[Stored items from a collection]
BEGIN
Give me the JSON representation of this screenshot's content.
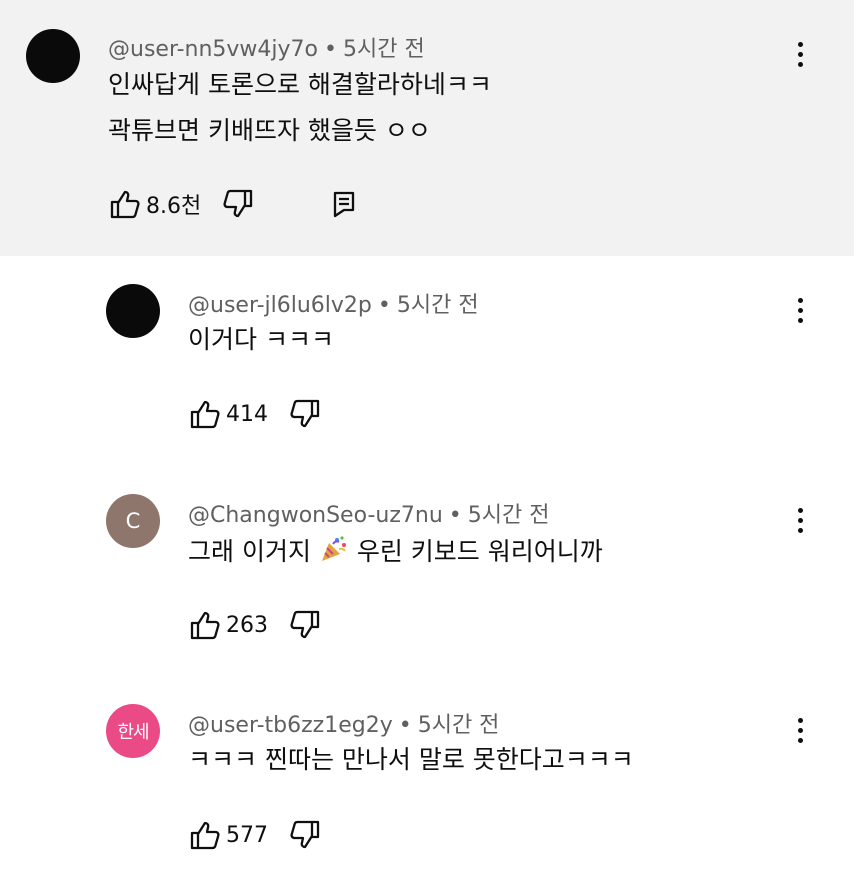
{
  "comments": [
    {
      "handle": "@user-nn5vw4jy7o",
      "time": "5시간 전",
      "lines": [
        "인싸답게 토론으로 해결할라하네ㅋㅋ",
        "곽튜브면 키배뜨자 했을듯 ㅇㅇ"
      ],
      "likes": "8.6천",
      "avatar_color": "#0a0a0a"
    },
    {
      "handle": "@user-jl6lu6lv2p",
      "time": "5시간 전",
      "lines": [
        "이거다 ㅋㅋㅋ"
      ],
      "likes": "414",
      "avatar_color": "#0a0a0a"
    },
    {
      "handle": "@ChangwonSeo-uz7nu",
      "time": "5시간 전",
      "text_before": "그래 이거지",
      "text_after": "우린 키보드 워리어니까",
      "emoji_icon": "party-popper-icon",
      "likes": "263",
      "avatar_letter": "C",
      "avatar_color": "#8f766c"
    },
    {
      "handle": "@user-tb6zz1eg2y",
      "time": "5시간 전",
      "lines": [
        "ㅋㅋㅋ 찐따는 만나서 말로 못한다고ㅋㅋㅋ"
      ],
      "likes": "577",
      "avatar_letter": "한세",
      "avatar_color": "#ea4b87"
    }
  ],
  "dot": "•"
}
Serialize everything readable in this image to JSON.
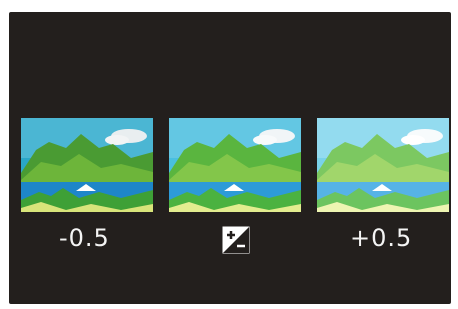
{
  "exposure_preview": {
    "thumbnails": [
      {
        "id": "minus",
        "label": "-0.5"
      },
      {
        "id": "zero",
        "label": ""
      },
      {
        "id": "plus",
        "label": "+0.5"
      }
    ],
    "center_icon": "exposure-compensation-icon"
  },
  "colors": {
    "panel": "#231f1d",
    "text": "#f4f4f4"
  }
}
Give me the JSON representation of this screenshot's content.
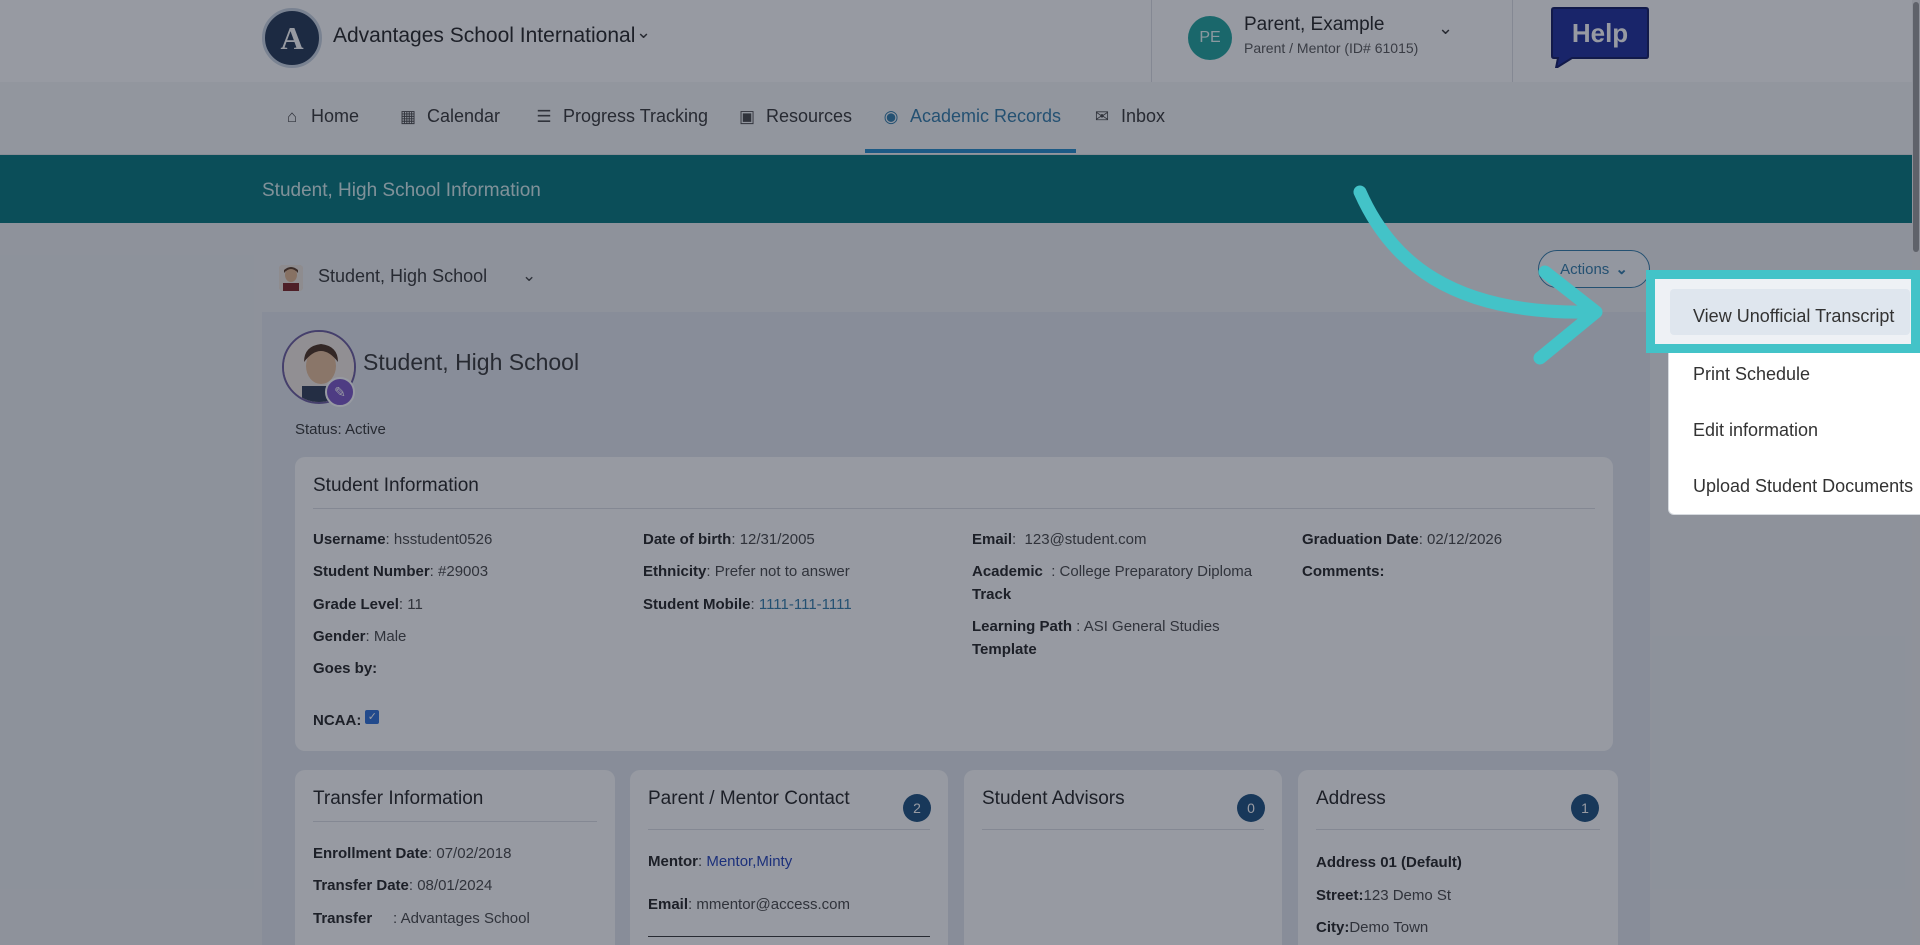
{
  "header": {
    "school_logo_letter": "A",
    "school_name": "Advantages School International",
    "user_initials": "PE",
    "user_name": "Parent, Example",
    "user_role": "Parent / Mentor (ID# 61015)",
    "help_label": "Help"
  },
  "nav": {
    "items": [
      {
        "label": "Home",
        "icon": "home-icon"
      },
      {
        "label": "Calendar",
        "icon": "calendar-icon"
      },
      {
        "label": "Progress Tracking",
        "icon": "progress-icon"
      },
      {
        "label": "Resources",
        "icon": "inbox-tray-icon"
      },
      {
        "label": "Academic Records",
        "icon": "user-circle-icon",
        "active": true
      },
      {
        "label": "Inbox",
        "icon": "envelope-icon"
      }
    ]
  },
  "page": {
    "title": "Student, High School Information",
    "student_selector": "Student, High School",
    "actions_label": "Actions"
  },
  "profile": {
    "name": "Student, High School",
    "status": "Status: Active"
  },
  "student_info": {
    "title": "Student Information",
    "username_label": "Username",
    "username": "hsstudent0526",
    "student_number_label": "Student Number",
    "student_number": "#29003",
    "grade_level_label": "Grade Level",
    "grade_level": "11",
    "gender_label": "Gender",
    "gender": "Male",
    "goes_by_label": "Goes by:",
    "ncaa_label": "NCAA:",
    "dob_label": "Date of birth",
    "dob": "12/31/2005",
    "ethnicity_label": "Ethnicity",
    "ethnicity": "Prefer not to answer",
    "mobile_label": "Student Mobile",
    "mobile": "1111-111-1111",
    "email_label": "Email",
    "email": "123@student.com",
    "academic_track_label_1": "Academic",
    "academic_track_label_2": "Track",
    "academic_track": "College Preparatory Diploma",
    "learning_path_label_1": "Learning Path",
    "learning_path_label_2": "Template",
    "learning_path": "ASI General Studies",
    "graduation_label": "Graduation Date",
    "graduation": "02/12/2026",
    "comments_label": "Comments:"
  },
  "transfer": {
    "title": "Transfer Information",
    "enrollment_label": "Enrollment Date",
    "enrollment": "07/02/2018",
    "transfer_date_label": "Transfer Date",
    "transfer_date": "08/01/2024",
    "transfer_label": "Transfer",
    "transfer_value": "Advantages School"
  },
  "parent_contact": {
    "title": "Parent / Mentor Contact",
    "count": "2",
    "mentor_label": "Mentor",
    "mentor": "Mentor,Minty",
    "email_label": "Email",
    "email": "mmentor@access.com"
  },
  "advisors": {
    "title": "Student Advisors",
    "count": "0"
  },
  "address": {
    "title": "Address",
    "count": "1",
    "address_title": "Address 01 (Default)",
    "street_label": "Street:",
    "street": "123 Demo St",
    "city_label": "City:",
    "city": "Demo Town"
  },
  "actions_menu": {
    "items": [
      "View Unofficial Transcript",
      "Print Schedule",
      "Edit information",
      "Upload Student Documents"
    ],
    "highlighted": "View Unofficial Transcript"
  },
  "colors": {
    "teal_band": "#00757b",
    "accent_blue": "#2f7aa8",
    "highlight_arrow": "#43c3c8",
    "badge": "#184d7c"
  }
}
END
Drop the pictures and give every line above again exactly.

Give me the JSON representation of this screenshot's content.
{
  "comments": [
    {
      "handle": "@user-nn5vw4jy7o",
      "time": "5시간 전",
      "lines": [
        "인싸답게 토론으로 해결할라하네ㅋㅋ",
        "곽튜브면 키배뜨자 했을듯 ㅇㅇ"
      ],
      "likes": "8.6천",
      "avatar_color": "#0a0a0a"
    },
    {
      "handle": "@user-jl6lu6lv2p",
      "time": "5시간 전",
      "lines": [
        "이거다 ㅋㅋㅋ"
      ],
      "likes": "414",
      "avatar_color": "#0a0a0a"
    },
    {
      "handle": "@ChangwonSeo-uz7nu",
      "time": "5시간 전",
      "text_before": "그래 이거지",
      "text_after": "우린 키보드 워리어니까",
      "emoji_icon": "party-popper-icon",
      "likes": "263",
      "avatar_letter": "C",
      "avatar_color": "#8f766c"
    },
    {
      "handle": "@user-tb6zz1eg2y",
      "time": "5시간 전",
      "lines": [
        "ㅋㅋㅋ 찐따는 만나서 말로 못한다고ㅋㅋㅋ"
      ],
      "likes": "577",
      "avatar_letter": "한세",
      "avatar_color": "#ea4b87"
    }
  ],
  "dot": "•"
}
Serialize everything readable in this image to JSON.
{
  "exposure_preview": {
    "thumbnails": [
      {
        "id": "minus",
        "label": "-0.5"
      },
      {
        "id": "zero",
        "label": ""
      },
      {
        "id": "plus",
        "label": "+0.5"
      }
    ],
    "center_icon": "exposure-compensation-icon"
  },
  "colors": {
    "panel": "#231f1d",
    "text": "#f4f4f4"
  }
}
Give me the JSON representation of this screenshot's content.
{
  "header": {
    "school_logo_letter": "A",
    "school_name": "Advantages School International",
    "user_initials": "PE",
    "user_name": "Parent, Example",
    "user_role": "Parent / Mentor (ID# 61015)",
    "help_label": "Help"
  },
  "nav": {
    "items": [
      {
        "label": "Home",
        "icon": "home-icon"
      },
      {
        "label": "Calendar",
        "icon": "calendar-icon"
      },
      {
        "label": "Progress Tracking",
        "icon": "progress-icon"
      },
      {
        "label": "Resources",
        "icon": "inbox-tray-icon"
      },
      {
        "label": "Academic Records",
        "icon": "user-circle-icon",
        "active": true
      },
      {
        "label": "Inbox",
        "icon": "envelope-icon"
      }
    ]
  },
  "page": {
    "title": "Student, High School Information",
    "student_selector": "Student, High School",
    "actions_label": "Actions"
  },
  "profile": {
    "name": "Student, High School",
    "status": "Status: Active"
  },
  "student_info": {
    "title": "Student Information",
    "username_label": "Username",
    "username": "hsstudent0526",
    "student_number_label": "Student Number",
    "student_number": "#29003",
    "grade_level_label": "Grade Level",
    "grade_level": "11",
    "gender_label": "Gender",
    "gender": "Male",
    "goes_by_label": "Goes by:",
    "ncaa_label": "NCAA:",
    "dob_label": "Date of birth",
    "dob": "12/31/2005",
    "ethnicity_label": "Ethnicity",
    "ethnicity": "Prefer not to answer",
    "mobile_label": "Student Mobile",
    "mobile": "1111-111-1111",
    "email_label": "Email",
    "email": "123@student.com",
    "academic_track_label_1": "Academic",
    "academic_track_label_2": "Track",
    "academic_track": "College Preparatory Diploma",
    "learning_path_label_1": "Learning Path",
    "learning_path_label_2": "Template",
    "learning_path": "ASI General Studies",
    "graduation_label": "Graduation Date",
    "graduation": "02/12/2026",
    "comments_label": "Comments:"
  },
  "transfer": {
    "title": "Transfer Information",
    "enrollment_label": "Enrollment Date",
    "enrollment": "07/02/2018",
    "transfer_date_label": "Transfer Date",
    "transfer_date": "08/01/2024",
    "transfer_label": "Transfer",
    "transfer_value": "Advantages School"
  },
  "parent_contact": {
    "title": "Parent / Mentor Contact",
    "count": "2",
    "mentor_label": "Mentor",
    "mentor": "Mentor,Minty",
    "email_label": "Email",
    "email": "mmentor@access.com"
  },
  "advisors": {
    "title": "Student Advisors",
    "count": "0"
  },
  "address": {
    "title": "Address",
    "count": "1",
    "address_title": "Address 01 (Default)",
    "street_label": "Street:",
    "street": "123 Demo St",
    "city_label": "City:",
    "city": "Demo Town"
  },
  "actions_menu": {
    "items": [
      "View Unofficial Transcript",
      "Print Schedule",
      "Edit information",
      "Upload Student Documents"
    ],
    "highlighted": "View Unofficial Transcript"
  },
  "colors": {
    "teal_band": "#00757b",
    "accent_blue": "#2f7aa8",
    "highlight_arrow": "#43c3c8",
    "badge": "#184d7c"
  }
}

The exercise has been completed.